Key components of ICH-E6 (R2), such as clinical trial design, data integrity and computer/IT system validation, clinical trial operations/oversight, SOP refinement, and appropriate training, are closely linked to both clinical trial efficiency and patient safety. Many stakeholders have struggled to adopt an appropriate approach to the coming ICH-E6(R2) implementation (risk-based monitoring, QMS, centralized monitoring strategy, CRO oversight etc.). These challenges are still in their initial stages.

Kazuhiko Mori, the representative from MHLW and Senior Councilor for Pharmaceutical Affairs, repeatedly emphasized the importance of applying new technologies (such as the Internet of Things [IoT], artificial intelligence, and medical big data) and new methodologies (fully using existing data such as patient registries in new approaches to clinical trials and post-marketing safety) in regulatory science, and PMDA’s readiness to collaborate in such R&D advancement.

Sakigake and PMDA Workload

The goal of the accelerated development pathway known as sakigake does not simply imply fast approval but rather the opportunity to engage PMDA in early and regular consultations to deeply understand the nature of the proposed innovation, Mr. Mori explained. PMDA stated that the sakigake workload created “a lot of overtime” for PMDA reviewers, and there are plans to hire 100 additional staff to cope with the workload as a result.

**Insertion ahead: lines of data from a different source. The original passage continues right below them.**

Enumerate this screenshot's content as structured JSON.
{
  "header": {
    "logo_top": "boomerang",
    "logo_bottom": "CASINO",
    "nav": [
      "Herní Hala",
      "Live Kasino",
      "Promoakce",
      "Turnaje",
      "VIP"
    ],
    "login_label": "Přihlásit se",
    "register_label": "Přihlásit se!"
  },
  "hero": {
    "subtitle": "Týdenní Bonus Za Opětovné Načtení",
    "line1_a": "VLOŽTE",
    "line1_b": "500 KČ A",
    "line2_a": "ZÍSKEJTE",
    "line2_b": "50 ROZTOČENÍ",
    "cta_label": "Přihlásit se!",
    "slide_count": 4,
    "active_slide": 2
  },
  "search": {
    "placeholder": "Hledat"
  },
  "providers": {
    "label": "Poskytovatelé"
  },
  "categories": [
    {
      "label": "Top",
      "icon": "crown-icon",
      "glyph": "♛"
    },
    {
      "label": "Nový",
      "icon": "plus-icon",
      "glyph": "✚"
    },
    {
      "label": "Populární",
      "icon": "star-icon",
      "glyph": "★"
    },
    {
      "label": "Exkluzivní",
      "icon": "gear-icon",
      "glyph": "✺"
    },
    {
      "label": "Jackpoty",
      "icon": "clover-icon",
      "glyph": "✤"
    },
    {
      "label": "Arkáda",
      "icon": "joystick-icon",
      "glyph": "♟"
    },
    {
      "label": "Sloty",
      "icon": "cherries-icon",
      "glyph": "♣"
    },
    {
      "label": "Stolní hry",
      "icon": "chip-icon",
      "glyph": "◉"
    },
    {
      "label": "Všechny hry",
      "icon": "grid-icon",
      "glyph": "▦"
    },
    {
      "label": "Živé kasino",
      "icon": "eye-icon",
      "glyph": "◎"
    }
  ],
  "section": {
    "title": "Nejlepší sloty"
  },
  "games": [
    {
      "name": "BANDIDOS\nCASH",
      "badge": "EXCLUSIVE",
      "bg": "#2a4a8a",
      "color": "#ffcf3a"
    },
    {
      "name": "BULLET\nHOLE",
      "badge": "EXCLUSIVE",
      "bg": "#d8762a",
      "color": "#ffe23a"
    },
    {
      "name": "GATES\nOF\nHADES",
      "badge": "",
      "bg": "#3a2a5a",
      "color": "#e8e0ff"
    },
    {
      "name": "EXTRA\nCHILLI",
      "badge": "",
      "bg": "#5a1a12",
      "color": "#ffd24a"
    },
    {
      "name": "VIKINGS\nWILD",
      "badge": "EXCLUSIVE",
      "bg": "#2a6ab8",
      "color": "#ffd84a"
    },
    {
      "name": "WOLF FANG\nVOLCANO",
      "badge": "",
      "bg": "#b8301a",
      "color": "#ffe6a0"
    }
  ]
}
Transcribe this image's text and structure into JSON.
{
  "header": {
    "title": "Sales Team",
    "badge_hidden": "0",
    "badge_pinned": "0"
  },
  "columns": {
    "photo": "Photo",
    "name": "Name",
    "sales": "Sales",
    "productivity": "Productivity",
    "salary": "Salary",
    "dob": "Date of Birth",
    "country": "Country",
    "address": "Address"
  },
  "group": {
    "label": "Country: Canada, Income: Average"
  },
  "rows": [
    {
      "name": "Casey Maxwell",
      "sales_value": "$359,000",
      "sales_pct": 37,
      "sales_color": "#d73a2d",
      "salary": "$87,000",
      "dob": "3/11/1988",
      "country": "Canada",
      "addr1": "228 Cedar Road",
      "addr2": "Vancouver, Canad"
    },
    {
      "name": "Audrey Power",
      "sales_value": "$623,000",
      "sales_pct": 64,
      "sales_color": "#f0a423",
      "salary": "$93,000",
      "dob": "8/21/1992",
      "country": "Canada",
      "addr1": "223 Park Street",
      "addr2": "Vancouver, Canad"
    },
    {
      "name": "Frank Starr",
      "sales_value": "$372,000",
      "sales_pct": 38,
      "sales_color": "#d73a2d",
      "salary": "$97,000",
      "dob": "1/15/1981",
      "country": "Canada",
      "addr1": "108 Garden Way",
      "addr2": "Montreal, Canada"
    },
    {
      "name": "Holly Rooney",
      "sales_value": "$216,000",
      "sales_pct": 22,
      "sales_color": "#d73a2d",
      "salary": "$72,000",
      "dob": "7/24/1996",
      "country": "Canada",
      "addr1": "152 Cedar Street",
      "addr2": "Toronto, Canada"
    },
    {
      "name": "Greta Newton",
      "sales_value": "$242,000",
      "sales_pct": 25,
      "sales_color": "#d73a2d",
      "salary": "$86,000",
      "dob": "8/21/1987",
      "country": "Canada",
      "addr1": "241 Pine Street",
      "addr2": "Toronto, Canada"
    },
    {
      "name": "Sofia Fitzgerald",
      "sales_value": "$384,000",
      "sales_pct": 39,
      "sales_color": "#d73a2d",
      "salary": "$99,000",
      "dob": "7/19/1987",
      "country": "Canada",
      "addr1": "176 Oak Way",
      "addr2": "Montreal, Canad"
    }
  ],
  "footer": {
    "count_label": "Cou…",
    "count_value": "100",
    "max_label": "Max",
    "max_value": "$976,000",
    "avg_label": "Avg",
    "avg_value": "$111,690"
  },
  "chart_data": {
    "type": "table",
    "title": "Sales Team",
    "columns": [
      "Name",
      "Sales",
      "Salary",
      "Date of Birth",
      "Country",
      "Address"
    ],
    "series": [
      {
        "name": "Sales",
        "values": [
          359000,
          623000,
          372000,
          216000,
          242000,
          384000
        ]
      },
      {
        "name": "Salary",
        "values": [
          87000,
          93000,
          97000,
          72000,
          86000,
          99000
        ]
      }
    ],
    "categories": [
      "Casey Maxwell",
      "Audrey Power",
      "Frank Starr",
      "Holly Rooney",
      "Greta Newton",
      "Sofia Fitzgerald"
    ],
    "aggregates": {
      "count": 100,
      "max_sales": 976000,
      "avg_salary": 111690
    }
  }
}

Health Literacy and Patient Centricity

While “literacy” is defined as the ability to read and write, “health literacy” has broader meaning. As information sources have diversified, improvements in health information literacy have introduced global challenges in both the proper use of pharmaceutical products and patient centricity. Healthcare providers and professionals often struggle to convey health information to patients as a risk minimization tool. It is already difficult to help patients better understand the effectiveness and safety information of their medical products. Medical economics touch another area of health information that experts must explain when patients have multiple treatment options at varying costs from which they can select. Debate continues on how to address varying levels of literacy in patients and what experts must do to improve health literacy. Furthermore, medical information professionals and other information providers must consider ethical and compliance implications. Momentum towards patient centricity is rapidly growing; patients’ health literacy and information providers’ awareness/efforts/behaviors are expected to improve significantly as one fundamental pillar of patient centricity in Japan.


The International Coalition of Medicines Regulatory Authorities (ICMRA) met in parallel with the DIA Japan Annual Meeting and presented some elements of its ongoing work. The ICMRA Innovation Project is composed of three workstreams: 1) to investigate and research each Agency’s horizon scanning methodology; 2) to share and leverage the outcomes of horizon scanning; and 3) to discuss the latest trends in novel pathways to licensing. The final report of these workstreams will be available in March 2019.

It is now very clear, and was stated openly, that 21st century regulators see a new role for themselves as “enablers” who connect the relevant stakeholders and facilitate the development and approval of innovative products for patients – engaging in such fields as genome editing, RWD/RWE, AI and “bedside manufacturing” of cell therapy products. Their message was that disruptive technologies call for disruptive (expedited and facilitated) regulatory processes: Regulators are ready for change.